What you should do:
The data below is to be copied exactly, line by line.

(Entries from a dataset of interfaces)
────────────────

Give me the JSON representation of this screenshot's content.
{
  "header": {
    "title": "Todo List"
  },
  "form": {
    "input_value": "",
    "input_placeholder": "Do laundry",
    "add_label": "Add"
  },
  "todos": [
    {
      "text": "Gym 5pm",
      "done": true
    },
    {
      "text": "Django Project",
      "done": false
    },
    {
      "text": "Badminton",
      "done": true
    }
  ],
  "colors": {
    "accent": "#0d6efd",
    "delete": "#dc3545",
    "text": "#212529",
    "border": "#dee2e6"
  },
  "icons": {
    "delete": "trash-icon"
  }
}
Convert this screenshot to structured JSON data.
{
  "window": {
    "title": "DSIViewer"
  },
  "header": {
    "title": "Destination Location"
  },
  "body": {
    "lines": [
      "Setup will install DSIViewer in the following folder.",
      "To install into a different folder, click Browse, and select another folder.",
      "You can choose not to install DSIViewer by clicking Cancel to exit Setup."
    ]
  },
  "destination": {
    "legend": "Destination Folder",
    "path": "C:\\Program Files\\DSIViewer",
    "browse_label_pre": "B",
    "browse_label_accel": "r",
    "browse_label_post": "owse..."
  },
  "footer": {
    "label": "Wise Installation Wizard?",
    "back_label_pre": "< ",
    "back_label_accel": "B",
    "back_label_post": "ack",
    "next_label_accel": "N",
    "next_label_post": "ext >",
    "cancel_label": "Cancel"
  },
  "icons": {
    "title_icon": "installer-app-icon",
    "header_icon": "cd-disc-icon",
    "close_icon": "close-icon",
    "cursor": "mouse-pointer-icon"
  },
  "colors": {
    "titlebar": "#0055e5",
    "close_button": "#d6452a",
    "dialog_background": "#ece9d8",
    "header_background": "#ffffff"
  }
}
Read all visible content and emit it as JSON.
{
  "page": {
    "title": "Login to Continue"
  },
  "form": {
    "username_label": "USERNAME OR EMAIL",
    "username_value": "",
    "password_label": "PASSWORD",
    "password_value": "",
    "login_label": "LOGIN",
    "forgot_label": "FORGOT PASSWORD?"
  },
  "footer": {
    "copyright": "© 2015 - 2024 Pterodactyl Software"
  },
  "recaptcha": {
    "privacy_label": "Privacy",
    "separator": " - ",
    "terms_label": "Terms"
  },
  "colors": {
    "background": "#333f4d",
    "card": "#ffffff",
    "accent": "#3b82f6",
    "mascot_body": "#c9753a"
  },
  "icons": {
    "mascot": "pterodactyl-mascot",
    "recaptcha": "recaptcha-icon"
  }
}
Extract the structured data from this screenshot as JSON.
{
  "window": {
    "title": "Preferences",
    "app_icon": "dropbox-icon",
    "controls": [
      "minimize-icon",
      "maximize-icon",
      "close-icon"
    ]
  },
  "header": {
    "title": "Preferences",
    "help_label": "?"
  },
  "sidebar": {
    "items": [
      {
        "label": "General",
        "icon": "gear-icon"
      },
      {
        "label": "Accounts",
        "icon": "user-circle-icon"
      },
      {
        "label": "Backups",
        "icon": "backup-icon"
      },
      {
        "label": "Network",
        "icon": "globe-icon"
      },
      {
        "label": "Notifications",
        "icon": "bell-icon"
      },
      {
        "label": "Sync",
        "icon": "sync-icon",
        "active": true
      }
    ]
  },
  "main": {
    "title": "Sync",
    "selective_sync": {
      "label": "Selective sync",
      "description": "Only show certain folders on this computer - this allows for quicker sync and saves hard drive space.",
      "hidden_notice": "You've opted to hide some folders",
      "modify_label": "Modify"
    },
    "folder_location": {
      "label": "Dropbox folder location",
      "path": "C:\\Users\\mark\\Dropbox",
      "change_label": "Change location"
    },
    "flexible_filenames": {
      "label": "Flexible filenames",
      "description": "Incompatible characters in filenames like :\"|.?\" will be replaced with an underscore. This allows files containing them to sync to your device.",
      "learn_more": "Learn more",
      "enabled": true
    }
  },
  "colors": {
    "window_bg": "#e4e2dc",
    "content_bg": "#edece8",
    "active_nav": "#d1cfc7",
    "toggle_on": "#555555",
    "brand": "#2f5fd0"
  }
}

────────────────

Written answer:
Give me the JSON representation of this screenshot's content.
{
  "header": {
    "title": "Todo List"
  },
  "form": {
    "input_value": "",
    "input_placeholder": "Do laundry",
    "add_label": "Add"
  },
  "todos": [
    {
      "text": "Gym 5pm",
      "done": true
    },
    {
      "text": "Django Project",
      "done": false
    },
    {
      "text": "Badminton",
      "done": true
    }
  ],
  "colors": {
    "accent": "#0d6efd",
    "delete": "#dc3545",
    "text": "#212529",
    "border": "#dee2e6"
  },
  "icons": {
    "delete": "trash-icon"
  }
}
Convert this screenshot to structured JSON data.
{
  "window": {
    "title": "DSIViewer"
  },
  "header": {
    "title": "Destination Location"
  },
  "body": {
    "lines": [
      "Setup will install DSIViewer in the following folder.",
      "To install into a different folder, click Browse, and select another folder.",
      "You can choose not to install DSIViewer by clicking Cancel to exit Setup."
    ]
  },
  "destination": {
    "legend": "Destination Folder",
    "path": "C:\\Program Files\\DSIViewer",
    "browse_label_pre": "B",
    "browse_label_accel": "r",
    "browse_label_post": "owse..."
  },
  "footer": {
    "label": "Wise Installation Wizard?",
    "back_label_pre": "< ",
    "back_label_accel": "B",
    "back_label_post": "ack",
    "next_label_accel": "N",
    "next_label_post": "ext >",
    "cancel_label": "Cancel"
  },
  "icons": {
    "title_icon": "installer-app-icon",
    "header_icon": "cd-disc-icon",
    "close_icon": "close-icon",
    "cursor": "mouse-pointer-icon"
  },
  "colors": {
    "titlebar": "#0055e5",
    "close_button": "#d6452a",
    "dialog_background": "#ece9d8",
    "header_background": "#ffffff"
  }
}
Read all visible content and emit it as JSON.
{
  "page": {
    "title": "Login to Continue"
  },
  "form": {
    "username_label": "USERNAME OR EMAIL",
    "username_value": "",
    "password_label": "PASSWORD",
    "password_value": "",
    "login_label": "LOGIN",
    "forgot_label": "FORGOT PASSWORD?"
  },
  "footer": {
    "copyright": "© 2015 - 2024 Pterodactyl Software"
  },
  "recaptcha": {
    "privacy_label": "Privacy",
    "separator": " - ",
    "terms_label": "Terms"
  },
  "colors": {
    "background": "#333f4d",
    "card": "#ffffff",
    "accent": "#3b82f6",
    "mascot_body": "#c9753a"
  },
  "icons": {
    "mascot": "pterodactyl-mascot",
    "recaptcha": "recaptcha-icon"
  }
}
Extract the structured data from this screenshot as JSON.
{
  "window": {
    "title": "Preferences",
    "app_icon": "dropbox-icon",
    "controls": [
      "minimize-icon",
      "maximize-icon",
      "close-icon"
    ]
  },
  "header": {
    "title": "Preferences",
    "help_label": "?"
  },
  "sidebar": {
    "items": [
      {
        "label": "General",
        "icon": "gear-icon"
      },
      {
        "label": "Accounts",
        "icon": "user-circle-icon"
      },
      {
        "label": "Backups",
        "icon": "backup-icon"
      },
      {
        "label": "Network",
        "icon": "globe-icon"
      },
      {
        "label": "Notifications",
        "icon": "bell-icon"
      },
      {
        "label": "Sync",
        "icon": "sync-icon",
        "active": true
      }
    ]
  },
  "main": {
    "title": "Sync",
    "selective_sync": {
      "label": "Selective sync",
      "description": "Only show certain folders on this computer - this allows for quicker sync and saves hard drive space.",
      "hidden_notice": "You've opted to hide some folders",
      "modify_label": "Modify"
    },
    "folder_location": {
      "label": "Dropbox folder location",
      "path": "C:\\Users\\mark\\Dropbox",
      "change_label": "Change location"
    },
    "flexible_filenames": {
      "label": "Flexible filenames",
      "description": "Incompatible characters in filenames like :\"|.?\" will be replaced with an underscore. This allows files containing them to sync to your device.",
      "learn_more": "Learn more",
      "enabled": true
    }
  },
  "colors": {
    "window_bg": "#e4e2dc",
    "content_bg": "#edece8",
    "active_nav": "#d1cfc7",
    "toggle_on": "#555555",
    "brand": "#2f5fd0"
  }
}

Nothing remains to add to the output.